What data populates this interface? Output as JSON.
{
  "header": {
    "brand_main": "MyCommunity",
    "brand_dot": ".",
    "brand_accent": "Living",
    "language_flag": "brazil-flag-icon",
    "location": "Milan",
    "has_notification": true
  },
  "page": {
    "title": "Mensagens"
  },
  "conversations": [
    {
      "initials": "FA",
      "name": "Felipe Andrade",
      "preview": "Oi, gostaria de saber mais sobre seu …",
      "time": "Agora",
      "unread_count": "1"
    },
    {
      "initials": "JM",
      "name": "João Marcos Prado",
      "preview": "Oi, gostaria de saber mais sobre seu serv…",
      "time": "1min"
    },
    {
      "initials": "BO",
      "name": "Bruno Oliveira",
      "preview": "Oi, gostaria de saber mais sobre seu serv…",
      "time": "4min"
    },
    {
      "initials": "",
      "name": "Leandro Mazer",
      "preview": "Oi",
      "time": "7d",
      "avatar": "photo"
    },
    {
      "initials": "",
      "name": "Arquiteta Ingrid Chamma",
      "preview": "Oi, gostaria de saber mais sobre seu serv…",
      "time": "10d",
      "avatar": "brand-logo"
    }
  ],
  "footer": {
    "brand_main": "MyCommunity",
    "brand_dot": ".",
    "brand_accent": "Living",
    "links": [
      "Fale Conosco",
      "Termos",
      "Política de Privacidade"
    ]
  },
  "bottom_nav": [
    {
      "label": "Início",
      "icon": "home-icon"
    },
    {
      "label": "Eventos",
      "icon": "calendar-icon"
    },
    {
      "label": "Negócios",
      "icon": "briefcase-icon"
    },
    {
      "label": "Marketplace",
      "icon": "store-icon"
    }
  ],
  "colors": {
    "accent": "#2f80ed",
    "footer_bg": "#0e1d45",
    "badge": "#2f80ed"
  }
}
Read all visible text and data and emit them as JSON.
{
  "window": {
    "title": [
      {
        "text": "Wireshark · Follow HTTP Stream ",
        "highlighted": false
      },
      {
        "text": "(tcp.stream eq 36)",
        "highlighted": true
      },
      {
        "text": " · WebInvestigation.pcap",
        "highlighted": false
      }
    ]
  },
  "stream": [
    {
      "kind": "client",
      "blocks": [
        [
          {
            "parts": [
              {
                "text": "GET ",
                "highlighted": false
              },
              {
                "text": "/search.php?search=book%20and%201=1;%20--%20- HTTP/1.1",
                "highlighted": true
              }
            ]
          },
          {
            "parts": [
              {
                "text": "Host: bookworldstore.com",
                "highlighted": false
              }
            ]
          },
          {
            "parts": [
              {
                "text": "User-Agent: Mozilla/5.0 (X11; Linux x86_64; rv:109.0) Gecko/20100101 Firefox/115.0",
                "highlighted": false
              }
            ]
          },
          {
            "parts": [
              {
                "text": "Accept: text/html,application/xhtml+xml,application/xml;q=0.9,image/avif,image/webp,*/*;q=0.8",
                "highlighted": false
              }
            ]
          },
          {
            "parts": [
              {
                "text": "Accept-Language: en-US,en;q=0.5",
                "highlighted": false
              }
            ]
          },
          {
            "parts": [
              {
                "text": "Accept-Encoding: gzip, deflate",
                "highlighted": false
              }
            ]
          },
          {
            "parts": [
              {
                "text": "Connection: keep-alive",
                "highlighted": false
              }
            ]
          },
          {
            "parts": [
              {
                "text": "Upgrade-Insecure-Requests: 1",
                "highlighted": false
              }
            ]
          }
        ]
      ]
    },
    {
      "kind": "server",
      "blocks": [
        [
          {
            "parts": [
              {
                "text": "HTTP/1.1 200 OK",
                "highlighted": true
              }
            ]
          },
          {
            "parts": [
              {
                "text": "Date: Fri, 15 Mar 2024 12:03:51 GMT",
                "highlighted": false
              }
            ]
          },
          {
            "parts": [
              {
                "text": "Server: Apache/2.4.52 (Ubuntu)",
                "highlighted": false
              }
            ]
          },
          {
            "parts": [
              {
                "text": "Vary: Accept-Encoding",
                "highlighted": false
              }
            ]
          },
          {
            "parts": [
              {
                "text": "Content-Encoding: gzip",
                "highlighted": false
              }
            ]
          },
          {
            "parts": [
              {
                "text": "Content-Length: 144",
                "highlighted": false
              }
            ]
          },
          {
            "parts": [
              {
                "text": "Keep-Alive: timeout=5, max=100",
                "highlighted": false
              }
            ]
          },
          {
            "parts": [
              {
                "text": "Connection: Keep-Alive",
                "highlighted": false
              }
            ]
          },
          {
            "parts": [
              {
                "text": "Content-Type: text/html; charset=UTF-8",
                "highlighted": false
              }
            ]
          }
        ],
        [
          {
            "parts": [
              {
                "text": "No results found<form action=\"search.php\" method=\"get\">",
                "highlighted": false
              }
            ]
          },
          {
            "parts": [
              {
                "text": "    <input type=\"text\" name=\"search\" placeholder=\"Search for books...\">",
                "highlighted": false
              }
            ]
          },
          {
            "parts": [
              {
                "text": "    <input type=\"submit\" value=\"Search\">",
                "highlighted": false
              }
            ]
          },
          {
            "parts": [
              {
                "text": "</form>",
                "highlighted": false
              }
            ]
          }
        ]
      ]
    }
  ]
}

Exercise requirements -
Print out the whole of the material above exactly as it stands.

Result -
What data populates this interface? Output as JSON.
{
  "header": {
    "brand_main": "MyCommunity",
    "brand_dot": ".",
    "brand_accent": "Living",
    "language_flag": "brazil-flag-icon",
    "location": "Milan",
    "has_notification": true
  },
  "page": {
    "title": "Mensagens"
  },
  "conversations": [
    {
      "initials": "FA",
      "name": "Felipe Andrade",
      "preview": "Oi, gostaria de saber mais sobre seu …",
      "time": "Agora",
      "unread_count": "1"
    },
    {
      "initials": "JM",
      "name": "João Marcos Prado",
      "preview": "Oi, gostaria de saber mais sobre seu serv…",
      "time": "1min"
    },
    {
      "initials": "BO",
      "name": "Bruno Oliveira",
      "preview": "Oi, gostaria de saber mais sobre seu serv…",
      "time": "4min"
    },
    {
      "initials": "",
      "name": "Leandro Mazer",
      "preview": "Oi",
      "time": "7d",
      "avatar": "photo"
    },
    {
      "initials": "",
      "name": "Arquiteta Ingrid Chamma",
      "preview": "Oi, gostaria de saber mais sobre seu serv…",
      "time": "10d",
      "avatar": "brand-logo"
    }
  ],
  "footer": {
    "brand_main": "MyCommunity",
    "brand_dot": ".",
    "brand_accent": "Living",
    "links": [
      "Fale Conosco",
      "Termos",
      "Política de Privacidade"
    ]
  },
  "bottom_nav": [
    {
      "label": "Início",
      "icon": "home-icon"
    },
    {
      "label": "Eventos",
      "icon": "calendar-icon"
    },
    {
      "label": "Negócios",
      "icon": "briefcase-icon"
    },
    {
      "label": "Marketplace",
      "icon": "store-icon"
    }
  ],
  "colors": {
    "accent": "#2f80ed",
    "footer_bg": "#0e1d45",
    "badge": "#2f80ed"
  }
}
Read all visible text and data and emit them as JSON.
{
  "window": {
    "title": [
      {
        "text": "Wireshark · Follow HTTP Stream ",
        "highlighted": false
      },
      {
        "text": "(tcp.stream eq 36)",
        "highlighted": true
      },
      {
        "text": " · WebInvestigation.pcap",
        "highlighted": false
      }
    ]
  },
  "stream": [
    {
      "kind": "client",
      "blocks": [
        [
          {
            "parts": [
              {
                "text": "GET ",
                "highlighted": false
              },
              {
                "text": "/search.php?search=book%20and%201=1;%20--%20- HTTP/1.1",
                "highlighted": true
              }
            ]
          },
          {
            "parts": [
              {
                "text": "Host: bookworldstore.com",
                "highlighted": false
              }
            ]
          },
          {
            "parts": [
              {
                "text": "User-Agent: Mozilla/5.0 (X11; Linux x86_64; rv:109.0) Gecko/20100101 Firefox/115.0",
                "highlighted": false
              }
            ]
          },
          {
            "parts": [
              {
                "text": "Accept: text/html,application/xhtml+xml,application/xml;q=0.9,image/avif,image/webp,*/*;q=0.8",
                "highlighted": false
              }
            ]
          },
          {
            "parts": [
              {
                "text": "Accept-Language: en-US,en;q=0.5",
                "highlighted": false
              }
            ]
          },
          {
            "parts": [
              {
                "text": "Accept-Encoding: gzip, deflate",
                "highlighted": false
              }
            ]
          },
          {
            "parts": [
              {
                "text": "Connection: keep-alive",
                "highlighted": false
              }
            ]
          },
          {
            "parts": [
              {
                "text": "Upgrade-Insecure-Requests: 1",
                "highlighted": false
              }
            ]
          }
        ]
      ]
    },
    {
      "kind": "server",
      "blocks": [
        [
          {
            "parts": [
              {
                "text": "HTTP/1.1 200 OK",
                "highlighted": true
              }
            ]
          },
          {
            "parts": [
              {
                "text": "Date: Fri, 15 Mar 2024 12:03:51 GMT",
                "highlighted": false
              }
            ]
          },
          {
            "parts": [
              {
                "text": "Server: Apache/2.4.52 (Ubuntu)",
                "highlighted": false
              }
            ]
          },
          {
            "parts": [
              {
                "text": "Vary: Accept-Encoding",
                "highlighted": false
              }
            ]
          },
          {
            "parts": [
              {
                "text": "Content-Encoding: gzip",
                "highlighted": false
              }
            ]
          },
          {
            "parts": [
              {
                "text": "Content-Length: 144",
                "highlighted": false
              }
            ]
          },
          {
            "parts": [
              {
                "text": "Keep-Alive: timeout=5, max=100",
                "highlighted": false
              }
            ]
          },
          {
            "parts": [
              {
                "text": "Connection: Keep-Alive",
                "highlighted": false
              }
            ]
          },
          {
            "parts": [
              {
                "text": "Content-Type: text/html; charset=UTF-8",
                "highlighted": false
              }
            ]
          }
        ],
        [
          {
            "parts": [
              {
                "text": "No results found<form action=\"search.php\" method=\"get\">",
                "highlighted": false
              }
            ]
          },
          {
            "parts": [
              {
                "text": "    <input type=\"text\" name=\"search\" placeholder=\"Search for books...\">",
                "highlighted": false
              }
            ]
          },
          {
            "parts": [
              {
                "text": "    <input type=\"submit\" value=\"Search\">",
                "highlighted": false
              }
            ]
          },
          {
            "parts": [
              {
                "text": "</form>",
                "highlighted": false
              }
            ]
          }
        ]
      ]
    }
  ]
}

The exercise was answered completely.